That is why a CIRM funded study ($6.3 million) conducted by John Cashman, Ph.D. at the Human BioMolecular Research Institute in San Diego looked at re-engineering mexiletine in a way that the drug could still produce a desired result and not be as toxic.

The study used induced pluripotent stem cells (iPSCs), a type of stem cell “reprogrammed” from the skin or blood of patients that can be used to make virtually any kind of cell. iPSCs obtained for the study were from a healthy patient and from one with a type of heart arrhythmia. The healthy and arrhythmia iPSCs were then converted into cardiomyocytes, a type of cell that makes up the heart muscle.

By using their newly created healthy cardiomyocytes and those with the arrhythmia defect, Cashman and his team were able to carry out drug development in a dish. This enabled them to attempt to lessen drug toxicity while still potentially treating heart arrhythmias.
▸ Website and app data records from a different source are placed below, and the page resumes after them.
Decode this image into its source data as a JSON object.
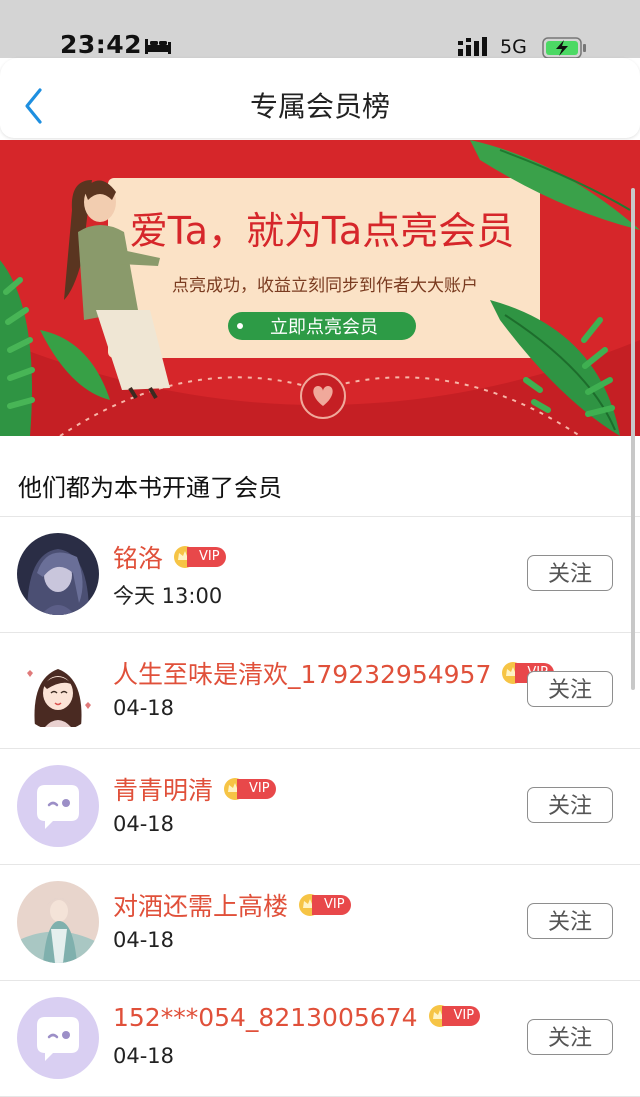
{
  "status_bar": {
    "time": "23:42",
    "network": "5G"
  },
  "header": {
    "title": "专属会员榜"
  },
  "banner": {
    "headline": "爱Ta，就为Ta点亮会员",
    "subline": "点亮成功，收益立刻同步到作者大大账户",
    "cta_label": "立即点亮会员"
  },
  "section": {
    "title": "他们都为本书开通了会员"
  },
  "vip_label": "VIP",
  "follow_label": "关注",
  "members": [
    {
      "name": "铭洛",
      "time": "今天 13:00",
      "avatar": "dark-girl-avatar"
    },
    {
      "name": "人生至味是清欢_179232954957",
      "time": "04-18",
      "avatar": "cartoon-girl-avatar"
    },
    {
      "name": "青青明清",
      "time": "04-18",
      "avatar": "default-chat-avatar"
    },
    {
      "name": "对酒还需上高楼",
      "time": "04-18",
      "avatar": "ancient-style-avatar"
    },
    {
      "name": "152***054_8213005674",
      "time": "04-18",
      "avatar": "default-chat-avatar"
    }
  ],
  "colors": {
    "accent": "#e0503a",
    "banner_red": "#d6262a",
    "vip_red": "#e8484a"
  }
}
The team was able to modify mexiletine such that is was less toxic and found that it could potentially decrease a patient’s risk of developing ventricular tachycardia (a fast, abnormal heart rate) and ventricular fibrillation (an abnormal heart rhythm), both of which are types of heart arrhythmias.

“The new compounds may lead to treatment applications in a whole host of cardiovascular conditions that may prove efficacious in clinical trials,” said Cashman in a press release. “As antiarrhythmic drug candidate drug development progresses, we expect the new analogs to be less toxic than current therapeutics for arrhythmia in congenital heart disease, and patients will benefit from improved safety, less side effects and possibly with significant cost-savings.”

The team hopes that their study can pave the way for future research in which cells in a dish can be used to lessen the toxicity of a potential drug candidate while still producing a desired result for different diseases and conditions.

The full study was published in ACS Publications.